▸ **What you should do**
When a line below holds the string "anything", show that line.

[Records contained in a dataset]
Start of Block
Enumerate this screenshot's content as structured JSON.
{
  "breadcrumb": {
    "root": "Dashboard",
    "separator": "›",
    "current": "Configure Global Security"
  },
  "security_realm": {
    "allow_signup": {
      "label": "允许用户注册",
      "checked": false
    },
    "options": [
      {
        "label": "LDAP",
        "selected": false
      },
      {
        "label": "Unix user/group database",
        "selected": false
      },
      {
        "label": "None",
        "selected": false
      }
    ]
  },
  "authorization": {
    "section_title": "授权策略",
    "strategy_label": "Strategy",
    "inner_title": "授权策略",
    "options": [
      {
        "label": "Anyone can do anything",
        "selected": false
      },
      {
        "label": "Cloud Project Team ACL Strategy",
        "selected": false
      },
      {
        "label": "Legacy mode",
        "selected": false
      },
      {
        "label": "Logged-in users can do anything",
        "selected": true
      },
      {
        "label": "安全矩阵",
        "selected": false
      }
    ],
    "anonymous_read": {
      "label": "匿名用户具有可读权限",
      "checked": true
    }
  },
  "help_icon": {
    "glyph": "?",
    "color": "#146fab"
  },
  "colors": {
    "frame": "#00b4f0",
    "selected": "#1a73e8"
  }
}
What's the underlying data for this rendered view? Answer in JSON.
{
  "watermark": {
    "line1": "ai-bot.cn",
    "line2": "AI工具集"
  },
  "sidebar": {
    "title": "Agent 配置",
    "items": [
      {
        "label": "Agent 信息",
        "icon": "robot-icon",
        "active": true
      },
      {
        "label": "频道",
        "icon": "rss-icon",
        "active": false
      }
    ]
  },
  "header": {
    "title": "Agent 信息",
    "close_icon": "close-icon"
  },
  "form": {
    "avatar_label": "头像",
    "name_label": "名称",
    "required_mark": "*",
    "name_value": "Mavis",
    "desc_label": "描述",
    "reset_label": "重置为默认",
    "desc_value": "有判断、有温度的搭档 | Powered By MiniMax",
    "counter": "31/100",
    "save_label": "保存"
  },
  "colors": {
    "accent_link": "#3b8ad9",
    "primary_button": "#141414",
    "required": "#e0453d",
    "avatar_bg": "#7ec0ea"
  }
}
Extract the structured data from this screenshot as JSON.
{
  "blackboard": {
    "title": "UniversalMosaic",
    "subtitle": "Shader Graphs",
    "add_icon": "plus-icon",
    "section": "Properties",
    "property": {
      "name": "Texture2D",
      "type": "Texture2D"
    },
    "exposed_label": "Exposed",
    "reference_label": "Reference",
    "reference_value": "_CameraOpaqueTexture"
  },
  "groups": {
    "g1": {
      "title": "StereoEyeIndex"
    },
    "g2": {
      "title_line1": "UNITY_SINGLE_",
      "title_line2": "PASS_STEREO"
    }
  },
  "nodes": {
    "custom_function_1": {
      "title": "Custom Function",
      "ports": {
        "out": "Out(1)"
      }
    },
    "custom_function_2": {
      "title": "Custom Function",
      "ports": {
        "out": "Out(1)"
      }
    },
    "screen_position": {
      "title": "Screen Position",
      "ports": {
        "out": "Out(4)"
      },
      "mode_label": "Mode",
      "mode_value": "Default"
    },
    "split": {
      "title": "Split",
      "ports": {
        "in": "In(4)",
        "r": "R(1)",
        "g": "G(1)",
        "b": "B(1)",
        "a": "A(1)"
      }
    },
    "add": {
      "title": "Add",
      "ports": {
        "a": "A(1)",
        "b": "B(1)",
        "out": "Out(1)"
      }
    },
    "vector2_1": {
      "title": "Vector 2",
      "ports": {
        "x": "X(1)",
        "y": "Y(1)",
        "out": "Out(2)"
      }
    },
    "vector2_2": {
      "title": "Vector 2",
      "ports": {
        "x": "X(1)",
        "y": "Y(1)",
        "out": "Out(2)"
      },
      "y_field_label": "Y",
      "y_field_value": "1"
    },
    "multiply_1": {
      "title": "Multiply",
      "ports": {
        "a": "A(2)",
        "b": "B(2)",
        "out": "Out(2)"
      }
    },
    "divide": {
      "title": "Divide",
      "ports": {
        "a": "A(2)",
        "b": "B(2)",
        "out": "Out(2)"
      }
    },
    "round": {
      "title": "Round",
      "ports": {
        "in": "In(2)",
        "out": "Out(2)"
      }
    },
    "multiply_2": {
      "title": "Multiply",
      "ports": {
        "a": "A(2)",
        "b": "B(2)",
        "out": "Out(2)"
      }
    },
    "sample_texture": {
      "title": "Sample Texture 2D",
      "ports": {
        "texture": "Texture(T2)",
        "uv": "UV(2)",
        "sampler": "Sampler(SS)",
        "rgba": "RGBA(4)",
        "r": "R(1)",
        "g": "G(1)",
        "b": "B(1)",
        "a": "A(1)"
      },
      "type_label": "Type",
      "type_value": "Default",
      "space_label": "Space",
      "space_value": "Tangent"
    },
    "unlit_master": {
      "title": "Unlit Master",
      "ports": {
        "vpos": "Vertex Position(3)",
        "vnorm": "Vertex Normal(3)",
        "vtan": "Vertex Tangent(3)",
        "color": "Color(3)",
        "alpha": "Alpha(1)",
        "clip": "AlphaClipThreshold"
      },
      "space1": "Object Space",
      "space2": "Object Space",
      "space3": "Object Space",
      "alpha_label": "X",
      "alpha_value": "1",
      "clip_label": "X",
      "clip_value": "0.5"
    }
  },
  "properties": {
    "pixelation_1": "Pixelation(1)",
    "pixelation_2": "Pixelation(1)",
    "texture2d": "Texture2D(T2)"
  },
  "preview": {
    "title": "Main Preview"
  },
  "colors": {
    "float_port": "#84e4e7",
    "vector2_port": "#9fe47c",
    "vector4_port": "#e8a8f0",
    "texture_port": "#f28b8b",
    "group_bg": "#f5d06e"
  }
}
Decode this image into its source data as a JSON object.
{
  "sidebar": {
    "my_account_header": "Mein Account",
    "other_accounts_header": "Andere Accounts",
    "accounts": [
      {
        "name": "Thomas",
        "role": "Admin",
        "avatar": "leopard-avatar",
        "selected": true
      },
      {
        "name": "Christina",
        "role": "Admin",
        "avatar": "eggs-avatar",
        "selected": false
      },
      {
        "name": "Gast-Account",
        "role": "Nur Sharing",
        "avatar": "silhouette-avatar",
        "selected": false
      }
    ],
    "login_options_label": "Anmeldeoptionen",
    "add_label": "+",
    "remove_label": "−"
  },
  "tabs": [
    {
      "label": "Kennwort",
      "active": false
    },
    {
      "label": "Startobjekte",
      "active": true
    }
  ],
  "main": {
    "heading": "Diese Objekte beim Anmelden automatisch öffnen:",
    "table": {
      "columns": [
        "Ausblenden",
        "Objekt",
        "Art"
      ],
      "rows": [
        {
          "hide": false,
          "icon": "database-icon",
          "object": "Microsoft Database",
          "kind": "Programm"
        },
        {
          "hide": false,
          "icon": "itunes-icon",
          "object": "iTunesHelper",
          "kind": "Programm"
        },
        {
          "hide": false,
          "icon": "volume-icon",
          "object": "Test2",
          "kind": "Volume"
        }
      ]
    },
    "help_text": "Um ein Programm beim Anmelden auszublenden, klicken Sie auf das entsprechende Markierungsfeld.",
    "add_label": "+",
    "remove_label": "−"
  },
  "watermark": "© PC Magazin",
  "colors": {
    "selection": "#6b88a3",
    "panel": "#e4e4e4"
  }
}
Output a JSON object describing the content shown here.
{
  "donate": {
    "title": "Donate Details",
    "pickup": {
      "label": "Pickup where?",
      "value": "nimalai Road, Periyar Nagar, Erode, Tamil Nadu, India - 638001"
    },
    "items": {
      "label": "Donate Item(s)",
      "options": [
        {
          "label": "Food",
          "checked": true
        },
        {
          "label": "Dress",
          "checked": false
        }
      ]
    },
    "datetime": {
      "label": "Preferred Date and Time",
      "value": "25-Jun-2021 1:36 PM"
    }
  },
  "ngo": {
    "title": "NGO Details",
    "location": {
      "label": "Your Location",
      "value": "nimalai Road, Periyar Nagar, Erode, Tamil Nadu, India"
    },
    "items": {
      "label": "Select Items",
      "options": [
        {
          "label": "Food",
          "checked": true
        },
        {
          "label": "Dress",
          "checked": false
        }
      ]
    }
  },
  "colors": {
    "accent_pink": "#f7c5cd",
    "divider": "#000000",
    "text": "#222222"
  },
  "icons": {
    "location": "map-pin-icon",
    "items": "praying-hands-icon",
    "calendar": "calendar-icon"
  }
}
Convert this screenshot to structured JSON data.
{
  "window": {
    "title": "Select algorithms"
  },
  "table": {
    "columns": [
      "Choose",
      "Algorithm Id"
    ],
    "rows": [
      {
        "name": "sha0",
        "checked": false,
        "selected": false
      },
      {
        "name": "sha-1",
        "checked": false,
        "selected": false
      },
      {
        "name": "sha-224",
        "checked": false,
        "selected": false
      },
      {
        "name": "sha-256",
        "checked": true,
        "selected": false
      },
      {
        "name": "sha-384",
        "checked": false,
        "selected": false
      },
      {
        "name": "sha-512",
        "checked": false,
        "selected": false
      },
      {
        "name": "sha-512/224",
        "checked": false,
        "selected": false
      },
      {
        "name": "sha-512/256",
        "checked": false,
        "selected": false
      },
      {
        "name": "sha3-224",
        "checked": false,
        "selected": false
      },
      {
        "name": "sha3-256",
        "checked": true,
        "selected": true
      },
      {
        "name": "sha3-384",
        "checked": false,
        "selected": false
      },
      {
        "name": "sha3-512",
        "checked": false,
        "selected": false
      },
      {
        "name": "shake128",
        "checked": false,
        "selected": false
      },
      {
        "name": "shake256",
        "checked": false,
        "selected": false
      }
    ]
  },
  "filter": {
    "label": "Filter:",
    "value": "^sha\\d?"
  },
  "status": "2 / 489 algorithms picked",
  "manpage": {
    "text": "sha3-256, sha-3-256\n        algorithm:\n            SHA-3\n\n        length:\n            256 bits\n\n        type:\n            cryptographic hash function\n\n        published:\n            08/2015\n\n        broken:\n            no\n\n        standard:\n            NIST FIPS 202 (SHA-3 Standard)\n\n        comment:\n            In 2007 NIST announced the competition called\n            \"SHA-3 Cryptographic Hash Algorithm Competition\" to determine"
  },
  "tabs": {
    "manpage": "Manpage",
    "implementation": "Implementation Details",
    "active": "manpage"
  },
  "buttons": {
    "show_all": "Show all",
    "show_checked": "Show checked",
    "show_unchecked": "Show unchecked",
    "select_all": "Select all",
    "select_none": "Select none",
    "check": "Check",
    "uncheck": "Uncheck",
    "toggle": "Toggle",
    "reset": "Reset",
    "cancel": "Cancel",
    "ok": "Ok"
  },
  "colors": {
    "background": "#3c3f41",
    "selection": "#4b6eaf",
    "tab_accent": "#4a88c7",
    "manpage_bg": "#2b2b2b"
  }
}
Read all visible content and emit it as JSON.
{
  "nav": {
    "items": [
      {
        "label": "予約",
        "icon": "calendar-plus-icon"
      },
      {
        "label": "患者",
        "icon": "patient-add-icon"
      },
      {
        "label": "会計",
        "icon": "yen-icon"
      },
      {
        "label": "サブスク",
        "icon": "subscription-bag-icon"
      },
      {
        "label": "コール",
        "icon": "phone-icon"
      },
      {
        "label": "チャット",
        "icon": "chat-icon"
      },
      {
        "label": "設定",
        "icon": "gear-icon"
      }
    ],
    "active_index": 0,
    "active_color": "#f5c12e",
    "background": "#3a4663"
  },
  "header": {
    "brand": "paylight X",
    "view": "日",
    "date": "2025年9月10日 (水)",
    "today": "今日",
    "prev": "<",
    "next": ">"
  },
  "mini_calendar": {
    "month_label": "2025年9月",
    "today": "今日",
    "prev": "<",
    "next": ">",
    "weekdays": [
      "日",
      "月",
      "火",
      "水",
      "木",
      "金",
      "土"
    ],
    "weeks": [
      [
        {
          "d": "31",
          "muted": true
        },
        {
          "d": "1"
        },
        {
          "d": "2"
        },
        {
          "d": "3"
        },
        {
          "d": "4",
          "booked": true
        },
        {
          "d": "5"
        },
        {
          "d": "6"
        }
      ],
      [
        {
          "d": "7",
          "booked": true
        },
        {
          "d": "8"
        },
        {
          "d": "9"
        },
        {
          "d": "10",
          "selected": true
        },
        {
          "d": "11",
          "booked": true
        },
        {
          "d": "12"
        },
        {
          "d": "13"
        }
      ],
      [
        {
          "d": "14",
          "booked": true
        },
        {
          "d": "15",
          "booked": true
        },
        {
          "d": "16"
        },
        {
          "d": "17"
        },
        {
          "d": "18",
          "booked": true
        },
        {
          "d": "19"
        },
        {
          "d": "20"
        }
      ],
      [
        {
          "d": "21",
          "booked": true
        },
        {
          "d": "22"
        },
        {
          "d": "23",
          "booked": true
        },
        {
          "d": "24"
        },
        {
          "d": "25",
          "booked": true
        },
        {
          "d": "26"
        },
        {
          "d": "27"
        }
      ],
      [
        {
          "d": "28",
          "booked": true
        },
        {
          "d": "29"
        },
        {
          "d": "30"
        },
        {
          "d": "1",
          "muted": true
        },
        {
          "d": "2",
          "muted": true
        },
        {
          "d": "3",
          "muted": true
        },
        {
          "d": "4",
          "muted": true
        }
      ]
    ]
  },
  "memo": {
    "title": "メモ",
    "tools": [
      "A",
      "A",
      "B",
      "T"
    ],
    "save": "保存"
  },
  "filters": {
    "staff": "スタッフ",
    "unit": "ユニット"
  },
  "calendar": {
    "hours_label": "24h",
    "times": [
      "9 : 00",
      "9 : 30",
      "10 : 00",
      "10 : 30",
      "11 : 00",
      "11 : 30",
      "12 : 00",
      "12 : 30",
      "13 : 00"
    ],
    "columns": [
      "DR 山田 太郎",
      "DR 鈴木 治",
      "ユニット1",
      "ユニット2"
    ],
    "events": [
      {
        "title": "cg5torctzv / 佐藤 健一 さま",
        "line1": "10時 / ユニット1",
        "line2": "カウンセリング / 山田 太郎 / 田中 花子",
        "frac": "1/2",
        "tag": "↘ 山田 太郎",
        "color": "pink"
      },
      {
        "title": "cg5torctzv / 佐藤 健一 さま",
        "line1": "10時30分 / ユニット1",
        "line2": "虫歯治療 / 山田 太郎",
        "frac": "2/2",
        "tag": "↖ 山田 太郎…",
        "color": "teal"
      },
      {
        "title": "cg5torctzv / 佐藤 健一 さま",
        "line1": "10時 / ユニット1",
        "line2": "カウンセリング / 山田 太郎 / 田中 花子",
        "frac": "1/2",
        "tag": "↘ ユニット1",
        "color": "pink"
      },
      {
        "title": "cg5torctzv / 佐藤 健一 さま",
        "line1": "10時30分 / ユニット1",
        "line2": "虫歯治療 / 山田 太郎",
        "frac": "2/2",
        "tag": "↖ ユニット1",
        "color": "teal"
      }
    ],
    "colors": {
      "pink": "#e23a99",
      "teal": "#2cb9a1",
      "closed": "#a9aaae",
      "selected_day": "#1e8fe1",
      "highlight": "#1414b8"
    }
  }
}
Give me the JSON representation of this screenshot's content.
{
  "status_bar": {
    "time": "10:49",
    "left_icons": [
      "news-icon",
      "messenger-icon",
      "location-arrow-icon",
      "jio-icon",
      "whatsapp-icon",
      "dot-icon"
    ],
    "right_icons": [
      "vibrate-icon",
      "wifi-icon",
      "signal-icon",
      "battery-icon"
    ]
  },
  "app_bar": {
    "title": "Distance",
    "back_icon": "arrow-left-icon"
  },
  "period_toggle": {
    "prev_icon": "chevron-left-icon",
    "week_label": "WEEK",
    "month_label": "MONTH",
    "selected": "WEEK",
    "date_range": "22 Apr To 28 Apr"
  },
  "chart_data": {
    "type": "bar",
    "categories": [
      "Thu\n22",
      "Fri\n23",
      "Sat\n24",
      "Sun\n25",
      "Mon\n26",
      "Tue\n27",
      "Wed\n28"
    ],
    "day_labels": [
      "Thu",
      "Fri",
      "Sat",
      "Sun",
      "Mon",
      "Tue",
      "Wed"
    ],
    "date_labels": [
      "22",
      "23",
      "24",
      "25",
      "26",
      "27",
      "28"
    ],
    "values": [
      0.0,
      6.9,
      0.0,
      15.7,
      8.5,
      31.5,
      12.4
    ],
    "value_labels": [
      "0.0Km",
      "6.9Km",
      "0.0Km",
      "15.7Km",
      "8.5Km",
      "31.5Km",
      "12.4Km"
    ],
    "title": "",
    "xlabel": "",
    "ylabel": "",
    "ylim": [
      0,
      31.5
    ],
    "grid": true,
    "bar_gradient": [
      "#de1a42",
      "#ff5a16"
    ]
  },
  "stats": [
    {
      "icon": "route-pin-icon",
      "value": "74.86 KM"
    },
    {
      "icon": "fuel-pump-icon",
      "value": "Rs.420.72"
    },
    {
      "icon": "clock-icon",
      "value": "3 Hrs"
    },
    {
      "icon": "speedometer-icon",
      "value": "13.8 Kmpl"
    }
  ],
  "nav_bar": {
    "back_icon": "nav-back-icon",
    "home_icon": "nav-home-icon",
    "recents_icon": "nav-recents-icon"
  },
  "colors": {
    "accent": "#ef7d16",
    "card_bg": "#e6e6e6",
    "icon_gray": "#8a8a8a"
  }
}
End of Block
▸ **Completed exercise**
        "label": "Anyone can do anything",
        "label": "Logged-in users can do anything",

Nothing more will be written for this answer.